Review: Band of Horses go all-out, fans go wild at the Ritz Ybor in Tampa
There’s something to be said about showing up and giving your fans exactly what they want. Band of Horses did just that Sunday night to a sold-out crowd at the Ritz Ybor.
Washed in red and blue lights, the five-piece alt-country/Southern rock band hit the stage in full speed. Bandleader Ben Bridwell might look like a hillbilly hipster, but man that boy can sing. Don’t let any of their looks fool you. Especially stoic lead guitarist Tyler Ramsey and wily keyboardist/guitarist Ryan Monroe. All these gents came packing soul.
Despite the band opening with two lesser-known tracks (Electric Music and Knock Knock) from their newly released fourth album, Mirage Rock, fans roared in raucous revelry. With phones and cameras out, these were the most excited 20- and 30-somethings in several square miles. And the band didn’t hold back on the hits, either. They gave away Compliments, No One’s Gonna Love You and Laredo within the first half of the show.
Alternating between songs from their back catalog of Everything All the Time, Infinite Arms and Cease to Begin showcased their distinct progression and diversity in sound.
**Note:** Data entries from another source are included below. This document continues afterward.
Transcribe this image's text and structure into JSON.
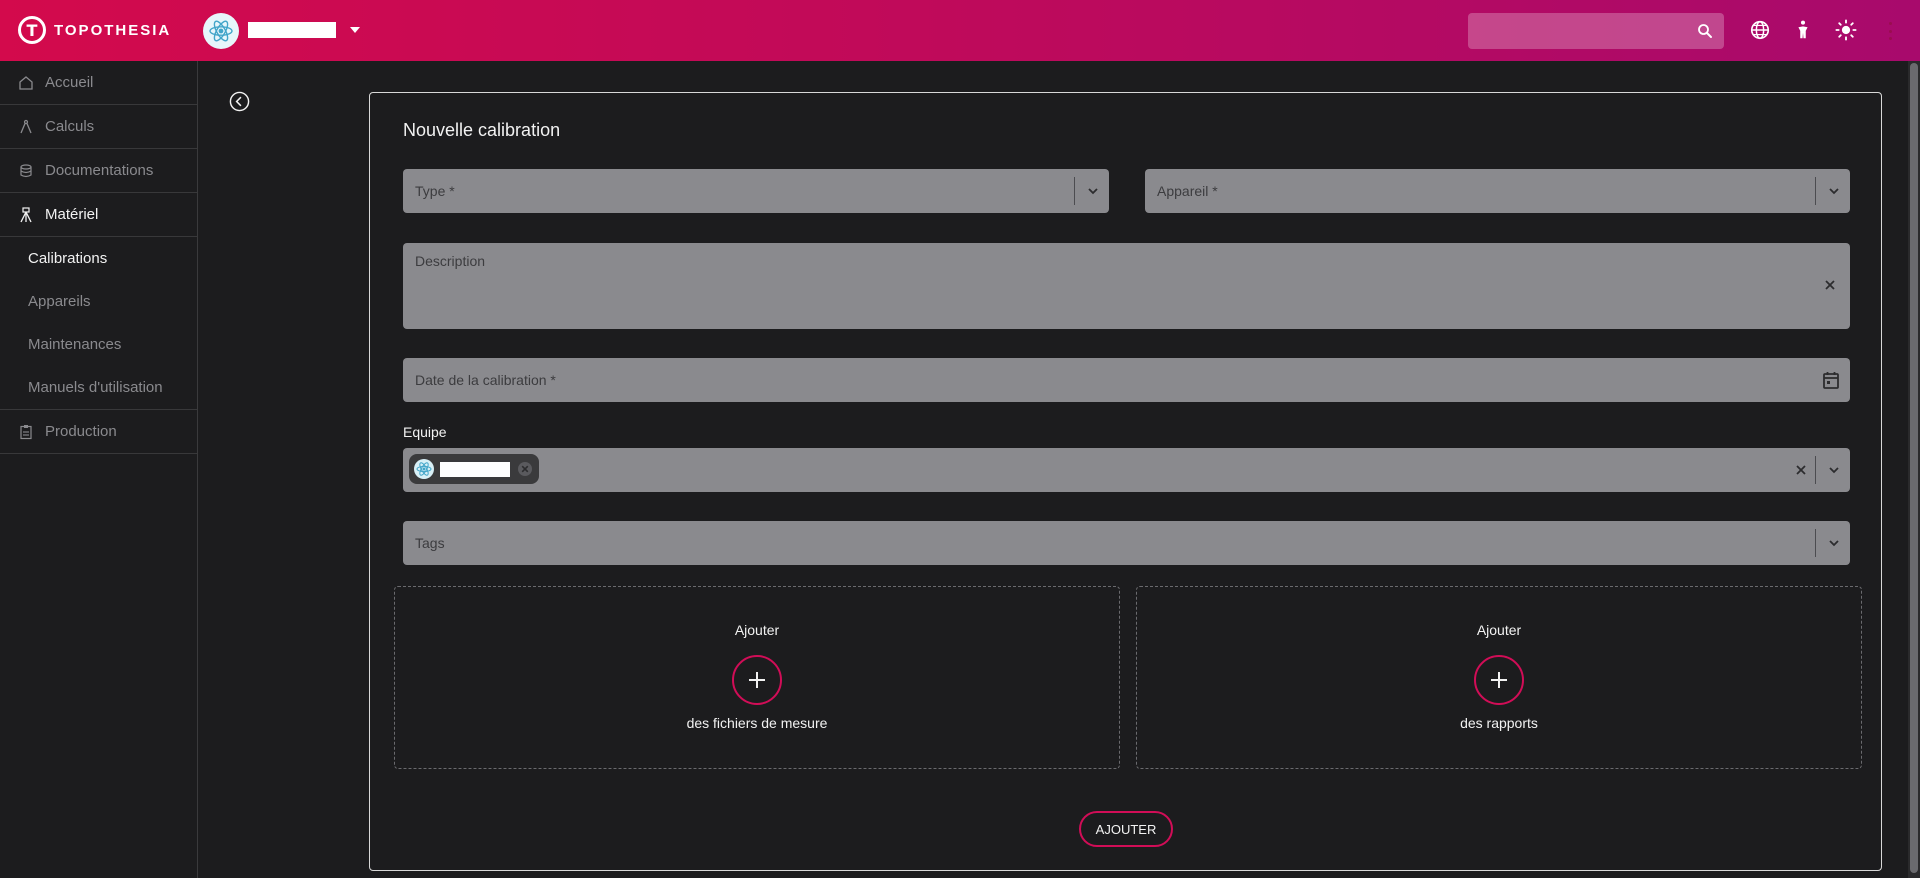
{
  "app": {
    "brand": "TOPOTHESIA"
  },
  "header": {
    "search": {
      "placeholder": ""
    }
  },
  "sidebar": {
    "items": [
      {
        "label": "Accueil",
        "icon": "home-icon"
      },
      {
        "label": "Calculs",
        "icon": "compass-icon"
      },
      {
        "label": "Documentations",
        "icon": "stack-icon"
      },
      {
        "label": "Matériel",
        "icon": "tripod-icon"
      },
      {
        "label": "Production",
        "icon": "clipboard-icon"
      }
    ],
    "sub_items": [
      {
        "label": "Calibrations"
      },
      {
        "label": "Appareils"
      },
      {
        "label": "Maintenances"
      },
      {
        "label": "Manuels d'utilisation"
      }
    ]
  },
  "form": {
    "title": "Nouvelle calibration",
    "type_placeholder": "Type *",
    "device_placeholder": "Appareil *",
    "description_placeholder": "Description",
    "date_placeholder": "Date de la calibration *",
    "team_label": "Equipe",
    "tags_placeholder": "Tags",
    "measure_files": {
      "top": "Ajouter",
      "bottom": "des fichiers de mesure"
    },
    "reports": {
      "top": "Ajouter",
      "bottom": "des rapports"
    },
    "submit_label": "AJOUTER"
  },
  "colors": {
    "accent": "#d10d57",
    "header_start": "#d30a4c",
    "header_end": "#a80a6c",
    "field_bg": "#8a8a8e",
    "page_bg": "#1c1c1e"
  }
}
Sometimes they’re compared to The Allman Brothers and Eagles, although live they channeled The Black Keys and Fleet Foxes. But, mind you, they are their own breed, creating moments like in new song Everything’s Gonna Be Undone, where you felt as if you should be sitting on a front porch in the country, contemplating the world as the sun sets, only to be jerked to life in southern jam shakedown by the next song.
The deep, digging raw guitars pumped through the crowd, vibrating to the back of the room. Unfortunately, the blaring riffs unevenly outshone Bridwell’s piercing vocals, Monroe’s spectacular piano playing and Creighton Barrett’s solid drumming. It gradually improved, but not enough to fully balance out the equal parts.
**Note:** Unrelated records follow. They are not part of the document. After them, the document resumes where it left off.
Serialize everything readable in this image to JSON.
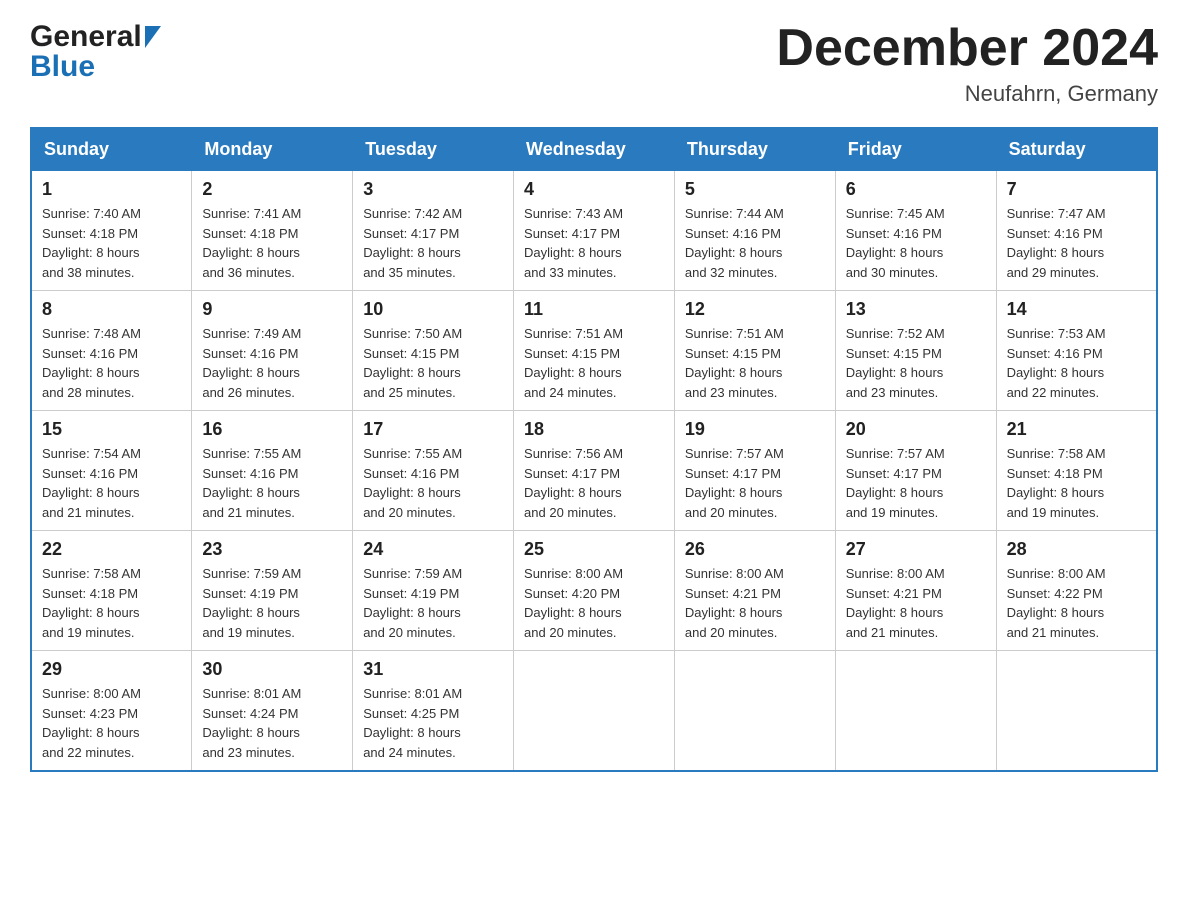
{
  "header": {
    "logo_general": "General",
    "logo_blue": "Blue",
    "title": "December 2024",
    "subtitle": "Neufahrn, Germany"
  },
  "days_of_week": [
    "Sunday",
    "Monday",
    "Tuesday",
    "Wednesday",
    "Thursday",
    "Friday",
    "Saturday"
  ],
  "weeks": [
    {
      "days": [
        {
          "num": "1",
          "sunrise": "7:40 AM",
          "sunset": "4:18 PM",
          "daylight": "8 hours and 38 minutes."
        },
        {
          "num": "2",
          "sunrise": "7:41 AM",
          "sunset": "4:18 PM",
          "daylight": "8 hours and 36 minutes."
        },
        {
          "num": "3",
          "sunrise": "7:42 AM",
          "sunset": "4:17 PM",
          "daylight": "8 hours and 35 minutes."
        },
        {
          "num": "4",
          "sunrise": "7:43 AM",
          "sunset": "4:17 PM",
          "daylight": "8 hours and 33 minutes."
        },
        {
          "num": "5",
          "sunrise": "7:44 AM",
          "sunset": "4:16 PM",
          "daylight": "8 hours and 32 minutes."
        },
        {
          "num": "6",
          "sunrise": "7:45 AM",
          "sunset": "4:16 PM",
          "daylight": "8 hours and 30 minutes."
        },
        {
          "num": "7",
          "sunrise": "7:47 AM",
          "sunset": "4:16 PM",
          "daylight": "8 hours and 29 minutes."
        }
      ]
    },
    {
      "days": [
        {
          "num": "8",
          "sunrise": "7:48 AM",
          "sunset": "4:16 PM",
          "daylight": "8 hours and 28 minutes."
        },
        {
          "num": "9",
          "sunrise": "7:49 AM",
          "sunset": "4:16 PM",
          "daylight": "8 hours and 26 minutes."
        },
        {
          "num": "10",
          "sunrise": "7:50 AM",
          "sunset": "4:15 PM",
          "daylight": "8 hours and 25 minutes."
        },
        {
          "num": "11",
          "sunrise": "7:51 AM",
          "sunset": "4:15 PM",
          "daylight": "8 hours and 24 minutes."
        },
        {
          "num": "12",
          "sunrise": "7:51 AM",
          "sunset": "4:15 PM",
          "daylight": "8 hours and 23 minutes."
        },
        {
          "num": "13",
          "sunrise": "7:52 AM",
          "sunset": "4:15 PM",
          "daylight": "8 hours and 23 minutes."
        },
        {
          "num": "14",
          "sunrise": "7:53 AM",
          "sunset": "4:16 PM",
          "daylight": "8 hours and 22 minutes."
        }
      ]
    },
    {
      "days": [
        {
          "num": "15",
          "sunrise": "7:54 AM",
          "sunset": "4:16 PM",
          "daylight": "8 hours and 21 minutes."
        },
        {
          "num": "16",
          "sunrise": "7:55 AM",
          "sunset": "4:16 PM",
          "daylight": "8 hours and 21 minutes."
        },
        {
          "num": "17",
          "sunrise": "7:55 AM",
          "sunset": "4:16 PM",
          "daylight": "8 hours and 20 minutes."
        },
        {
          "num": "18",
          "sunrise": "7:56 AM",
          "sunset": "4:17 PM",
          "daylight": "8 hours and 20 minutes."
        },
        {
          "num": "19",
          "sunrise": "7:57 AM",
          "sunset": "4:17 PM",
          "daylight": "8 hours and 20 minutes."
        },
        {
          "num": "20",
          "sunrise": "7:57 AM",
          "sunset": "4:17 PM",
          "daylight": "8 hours and 19 minutes."
        },
        {
          "num": "21",
          "sunrise": "7:58 AM",
          "sunset": "4:18 PM",
          "daylight": "8 hours and 19 minutes."
        }
      ]
    },
    {
      "days": [
        {
          "num": "22",
          "sunrise": "7:58 AM",
          "sunset": "4:18 PM",
          "daylight": "8 hours and 19 minutes."
        },
        {
          "num": "23",
          "sunrise": "7:59 AM",
          "sunset": "4:19 PM",
          "daylight": "8 hours and 19 minutes."
        },
        {
          "num": "24",
          "sunrise": "7:59 AM",
          "sunset": "4:19 PM",
          "daylight": "8 hours and 20 minutes."
        },
        {
          "num": "25",
          "sunrise": "8:00 AM",
          "sunset": "4:20 PM",
          "daylight": "8 hours and 20 minutes."
        },
        {
          "num": "26",
          "sunrise": "8:00 AM",
          "sunset": "4:21 PM",
          "daylight": "8 hours and 20 minutes."
        },
        {
          "num": "27",
          "sunrise": "8:00 AM",
          "sunset": "4:21 PM",
          "daylight": "8 hours and 21 minutes."
        },
        {
          "num": "28",
          "sunrise": "8:00 AM",
          "sunset": "4:22 PM",
          "daylight": "8 hours and 21 minutes."
        }
      ]
    },
    {
      "days": [
        {
          "num": "29",
          "sunrise": "8:00 AM",
          "sunset": "4:23 PM",
          "daylight": "8 hours and 22 minutes."
        },
        {
          "num": "30",
          "sunrise": "8:01 AM",
          "sunset": "4:24 PM",
          "daylight": "8 hours and 23 minutes."
        },
        {
          "num": "31",
          "sunrise": "8:01 AM",
          "sunset": "4:25 PM",
          "daylight": "8 hours and 24 minutes."
        },
        null,
        null,
        null,
        null
      ]
    }
  ],
  "labels": {
    "sunrise": "Sunrise:",
    "sunset": "Sunset:",
    "daylight": "Daylight:"
  }
}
Bridwell continually interacted with the audience. Overly eager fans cheering so much at break in The Great Salt Lake that Bridwell had to stop playing and said, “Goddamn,” before beginning again. After repeating our city name many times, he enlightened the crowd with a tidbit about “Tan Paws,” really old and elderly people in South Carolina who can’t do anything else so they lay on beach all day. Then he said, “So, I know what you’re going through.”
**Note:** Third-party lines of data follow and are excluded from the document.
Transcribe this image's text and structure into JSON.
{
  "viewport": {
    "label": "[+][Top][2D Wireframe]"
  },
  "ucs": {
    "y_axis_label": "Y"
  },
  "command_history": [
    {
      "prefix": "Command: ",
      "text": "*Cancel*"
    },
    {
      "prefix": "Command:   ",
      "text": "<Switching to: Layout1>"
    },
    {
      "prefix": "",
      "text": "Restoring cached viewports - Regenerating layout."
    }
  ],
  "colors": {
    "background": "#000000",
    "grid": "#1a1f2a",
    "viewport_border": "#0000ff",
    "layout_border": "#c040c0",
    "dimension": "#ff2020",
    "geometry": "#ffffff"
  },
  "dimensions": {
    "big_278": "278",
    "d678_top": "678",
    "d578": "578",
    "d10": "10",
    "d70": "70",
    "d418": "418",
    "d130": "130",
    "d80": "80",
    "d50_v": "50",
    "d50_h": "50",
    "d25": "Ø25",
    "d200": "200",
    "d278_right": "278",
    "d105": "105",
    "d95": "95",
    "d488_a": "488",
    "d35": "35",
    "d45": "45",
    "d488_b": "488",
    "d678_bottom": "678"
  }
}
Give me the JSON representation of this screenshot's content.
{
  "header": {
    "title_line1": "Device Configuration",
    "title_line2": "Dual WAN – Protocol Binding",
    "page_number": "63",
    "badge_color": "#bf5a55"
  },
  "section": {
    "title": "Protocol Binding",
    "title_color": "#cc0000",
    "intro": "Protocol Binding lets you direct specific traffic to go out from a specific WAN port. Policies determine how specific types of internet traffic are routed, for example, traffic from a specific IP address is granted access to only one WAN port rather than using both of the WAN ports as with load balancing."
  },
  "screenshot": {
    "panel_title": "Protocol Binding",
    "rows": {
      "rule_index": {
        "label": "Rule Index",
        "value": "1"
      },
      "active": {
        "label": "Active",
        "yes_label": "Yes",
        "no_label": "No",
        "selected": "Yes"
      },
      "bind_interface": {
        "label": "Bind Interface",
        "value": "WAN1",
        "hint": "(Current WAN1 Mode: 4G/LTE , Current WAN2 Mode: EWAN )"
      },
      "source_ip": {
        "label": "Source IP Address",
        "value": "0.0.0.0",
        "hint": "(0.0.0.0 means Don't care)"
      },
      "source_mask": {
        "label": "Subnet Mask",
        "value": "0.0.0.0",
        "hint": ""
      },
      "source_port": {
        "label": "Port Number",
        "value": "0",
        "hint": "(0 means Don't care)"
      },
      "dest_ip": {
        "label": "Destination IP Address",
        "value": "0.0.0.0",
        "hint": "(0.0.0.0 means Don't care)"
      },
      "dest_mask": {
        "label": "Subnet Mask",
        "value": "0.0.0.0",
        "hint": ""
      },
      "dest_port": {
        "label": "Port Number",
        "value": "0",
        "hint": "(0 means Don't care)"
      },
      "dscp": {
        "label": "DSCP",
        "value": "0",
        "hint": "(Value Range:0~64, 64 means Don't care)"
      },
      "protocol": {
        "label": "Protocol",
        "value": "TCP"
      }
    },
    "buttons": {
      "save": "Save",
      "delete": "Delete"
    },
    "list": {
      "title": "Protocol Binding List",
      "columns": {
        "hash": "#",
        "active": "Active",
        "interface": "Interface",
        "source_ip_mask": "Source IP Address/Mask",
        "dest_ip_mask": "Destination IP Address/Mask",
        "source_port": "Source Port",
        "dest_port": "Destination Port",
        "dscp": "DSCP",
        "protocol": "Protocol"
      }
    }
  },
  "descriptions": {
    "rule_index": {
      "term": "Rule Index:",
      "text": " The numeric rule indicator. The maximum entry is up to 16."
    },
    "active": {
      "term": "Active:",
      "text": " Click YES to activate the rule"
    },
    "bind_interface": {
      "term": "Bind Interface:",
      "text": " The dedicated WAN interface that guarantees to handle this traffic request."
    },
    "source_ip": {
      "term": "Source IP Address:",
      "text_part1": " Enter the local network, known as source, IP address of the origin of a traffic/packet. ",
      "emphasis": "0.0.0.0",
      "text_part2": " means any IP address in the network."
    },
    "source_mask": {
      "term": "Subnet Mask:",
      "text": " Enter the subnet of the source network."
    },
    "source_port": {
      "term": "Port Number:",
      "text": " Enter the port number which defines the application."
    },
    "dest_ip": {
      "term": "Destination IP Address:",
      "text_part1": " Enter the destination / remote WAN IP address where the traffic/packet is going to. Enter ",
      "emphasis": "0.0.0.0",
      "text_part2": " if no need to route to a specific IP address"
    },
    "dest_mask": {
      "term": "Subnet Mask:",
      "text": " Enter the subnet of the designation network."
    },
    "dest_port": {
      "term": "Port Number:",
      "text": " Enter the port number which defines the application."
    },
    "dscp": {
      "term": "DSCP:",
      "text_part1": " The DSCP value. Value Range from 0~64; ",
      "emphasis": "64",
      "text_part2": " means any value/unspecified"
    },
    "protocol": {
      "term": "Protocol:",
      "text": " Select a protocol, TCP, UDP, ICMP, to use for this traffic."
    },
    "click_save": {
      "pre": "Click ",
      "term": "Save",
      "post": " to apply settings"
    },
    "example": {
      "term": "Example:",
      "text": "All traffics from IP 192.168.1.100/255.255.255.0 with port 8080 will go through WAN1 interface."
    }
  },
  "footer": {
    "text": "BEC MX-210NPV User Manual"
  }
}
A special treat happened when they played Shut-In Tourist for the first time live, followed by Bridwell saying, “Remember that the first time we played that song was in Tampa.”
BoH only plugged four songs from the new album, fulfilling fan appetites for old favorites including Is There a Ghost, Older, Ode to LRC and The Funeral. The setlist also featured two covers: Chumming the Ocean by Archers of Loaf and a funky soul rendition (and closing song) of Am I A Good Man? by Them Two. Each band member approached it as a grand finale, with according instrument solos and jam-out denouements.
Doling out endless thank yous to the crowd, Bridwell’s genuine nature and mannerisms shone through his easily judged exterior. Out from the smoking singer came soaring, unbreaking, almost angelic inflections. His voice knows not its genre, and when he belts it out, mouth-wide open, crooked teeth showing, you know he’s harnessing the scale of some etherworld.
Not to mention the band obviously was having a blast. “Band” actually is the collective noun for horses, and this band had their own onstage language, interpersonal laughter and inside antics, which added to the down-home feel. You could just tell they were normal and authentic people. They even dedicated one of their encore songs, Infinite Arms, to their driver. They weren’t full of superiority or fame, or too good to play any of their popular songs. Combining their musical prowesses of twang, soul and rock, and coming at their fans with open arms, made for one heck of a showing.
— Stephanie Bolling, tbt*